Also in the past, official Apple Lighting cables had a “chip” that protected your iPhone from power fluctuations. That chip acted like a fuse and blocked an “over” charge from frying the phone. The overcharge might damage the charger but that is a low-cost device and can be easily replaced.
The fact is Android and Apple smartphones and tablets face the same challenges with knock-off USB-C cables and chargers. Cheap (knock-off) USB-C cables don’t always have that protection and they have a history of issues. Higher quality (more expensive) USB-C products have safety precautions.
So does that mean you have to buy Apple, Samsung, LG, etc. chargers and cables? You certainly can but you don’t need to. Major retailers are slowly banning chargers and cables that don’t meet the USB Standards. However, you can still find products that don’t meet the Standards and those might be the cheaper products the retailers are trying to get rid of.
The best advice is to take the time to research a charger or cable before you buy it. You can search the phone or tablet’s manufacturer web page and see what the device needs. What wattage the charger should deliver and is there any certification information? You can read the specs and recommendations on Amazon (warning… recommendations can be faked for some of the less-known brands).
I can’t endorse a product but when you shop you will quickly see a range of prices. As a general rule, a higher-priced charger is likely to be safer than the lower-priced one. A $10 cable is likely to be safer than a $5 4-pack of cable.
Also a quick word of caution… do not use frayed cables. That cable you wrapped with “scotch tape” could be the ticket to a fried phone or a house fire.
Jarren Ringle is a member of SourcePoint and a volunteer instructor. SourcePointers come to Jarren for tutelage on their tablets, laptops, and the most popular of all devices – cell phones. He teaches various technology classes throughout the year including one-on-one sessions and group classes.

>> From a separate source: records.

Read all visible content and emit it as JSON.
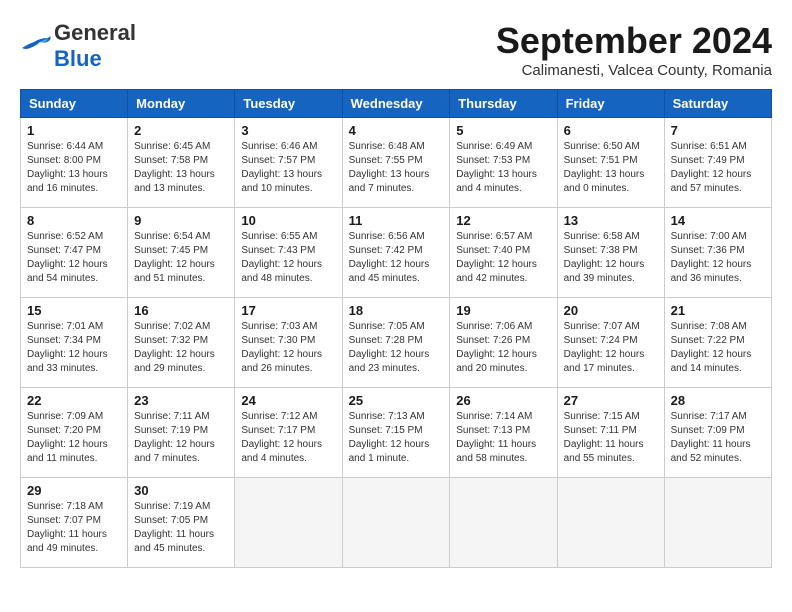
{
  "header": {
    "logo_general": "General",
    "logo_blue": "Blue",
    "month_title": "September 2024",
    "subtitle": "Calimanesti, Valcea County, Romania"
  },
  "weekdays": [
    "Sunday",
    "Monday",
    "Tuesday",
    "Wednesday",
    "Thursday",
    "Friday",
    "Saturday"
  ],
  "weeks": [
    [
      {
        "day": "1",
        "info": "Sunrise: 6:44 AM\nSunset: 8:00 PM\nDaylight: 13 hours\nand 16 minutes."
      },
      {
        "day": "2",
        "info": "Sunrise: 6:45 AM\nSunset: 7:58 PM\nDaylight: 13 hours\nand 13 minutes."
      },
      {
        "day": "3",
        "info": "Sunrise: 6:46 AM\nSunset: 7:57 PM\nDaylight: 13 hours\nand 10 minutes."
      },
      {
        "day": "4",
        "info": "Sunrise: 6:48 AM\nSunset: 7:55 PM\nDaylight: 13 hours\nand 7 minutes."
      },
      {
        "day": "5",
        "info": "Sunrise: 6:49 AM\nSunset: 7:53 PM\nDaylight: 13 hours\nand 4 minutes."
      },
      {
        "day": "6",
        "info": "Sunrise: 6:50 AM\nSunset: 7:51 PM\nDaylight: 13 hours\nand 0 minutes."
      },
      {
        "day": "7",
        "info": "Sunrise: 6:51 AM\nSunset: 7:49 PM\nDaylight: 12 hours\nand 57 minutes."
      }
    ],
    [
      {
        "day": "8",
        "info": "Sunrise: 6:52 AM\nSunset: 7:47 PM\nDaylight: 12 hours\nand 54 minutes."
      },
      {
        "day": "9",
        "info": "Sunrise: 6:54 AM\nSunset: 7:45 PM\nDaylight: 12 hours\nand 51 minutes."
      },
      {
        "day": "10",
        "info": "Sunrise: 6:55 AM\nSunset: 7:43 PM\nDaylight: 12 hours\nand 48 minutes."
      },
      {
        "day": "11",
        "info": "Sunrise: 6:56 AM\nSunset: 7:42 PM\nDaylight: 12 hours\nand 45 minutes."
      },
      {
        "day": "12",
        "info": "Sunrise: 6:57 AM\nSunset: 7:40 PM\nDaylight: 12 hours\nand 42 minutes."
      },
      {
        "day": "13",
        "info": "Sunrise: 6:58 AM\nSunset: 7:38 PM\nDaylight: 12 hours\nand 39 minutes."
      },
      {
        "day": "14",
        "info": "Sunrise: 7:00 AM\nSunset: 7:36 PM\nDaylight: 12 hours\nand 36 minutes."
      }
    ],
    [
      {
        "day": "15",
        "info": "Sunrise: 7:01 AM\nSunset: 7:34 PM\nDaylight: 12 hours\nand 33 minutes."
      },
      {
        "day": "16",
        "info": "Sunrise: 7:02 AM\nSunset: 7:32 PM\nDaylight: 12 hours\nand 29 minutes."
      },
      {
        "day": "17",
        "info": "Sunrise: 7:03 AM\nSunset: 7:30 PM\nDaylight: 12 hours\nand 26 minutes."
      },
      {
        "day": "18",
        "info": "Sunrise: 7:05 AM\nSunset: 7:28 PM\nDaylight: 12 hours\nand 23 minutes."
      },
      {
        "day": "19",
        "info": "Sunrise: 7:06 AM\nSunset: 7:26 PM\nDaylight: 12 hours\nand 20 minutes."
      },
      {
        "day": "20",
        "info": "Sunrise: 7:07 AM\nSunset: 7:24 PM\nDaylight: 12 hours\nand 17 minutes."
      },
      {
        "day": "21",
        "info": "Sunrise: 7:08 AM\nSunset: 7:22 PM\nDaylight: 12 hours\nand 14 minutes."
      }
    ],
    [
      {
        "day": "22",
        "info": "Sunrise: 7:09 AM\nSunset: 7:20 PM\nDaylight: 12 hours\nand 11 minutes."
      },
      {
        "day": "23",
        "info": "Sunrise: 7:11 AM\nSunset: 7:19 PM\nDaylight: 12 hours\nand 7 minutes."
      },
      {
        "day": "24",
        "info": "Sunrise: 7:12 AM\nSunset: 7:17 PM\nDaylight: 12 hours\nand 4 minutes."
      },
      {
        "day": "25",
        "info": "Sunrise: 7:13 AM\nSunset: 7:15 PM\nDaylight: 12 hours\nand 1 minute."
      },
      {
        "day": "26",
        "info": "Sunrise: 7:14 AM\nSunset: 7:13 PM\nDaylight: 11 hours\nand 58 minutes."
      },
      {
        "day": "27",
        "info": "Sunrise: 7:15 AM\nSunset: 7:11 PM\nDaylight: 11 hours\nand 55 minutes."
      },
      {
        "day": "28",
        "info": "Sunrise: 7:17 AM\nSunset: 7:09 PM\nDaylight: 11 hours\nand 52 minutes."
      }
    ],
    [
      {
        "day": "29",
        "info": "Sunrise: 7:18 AM\nSunset: 7:07 PM\nDaylight: 11 hours\nand 49 minutes."
      },
      {
        "day": "30",
        "info": "Sunrise: 7:19 AM\nSunset: 7:05 PM\nDaylight: 11 hours\nand 45 minutes."
      },
      {
        "day": "",
        "info": ""
      },
      {
        "day": "",
        "info": ""
      },
      {
        "day": "",
        "info": ""
      },
      {
        "day": "",
        "info": ""
      },
      {
        "day": "",
        "info": ""
      }
    ]
  ]
}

Jarren also volunteers at the Delaware County Office of Homeland Security and Emergency Management. With many years of project management experience in various technology fields, he enjoys helping others with technology.
To schedule a one-on-one tech learning session with Jarren at SourcePoint, go online at MySourcePoint.org/register or call 740-363-6677.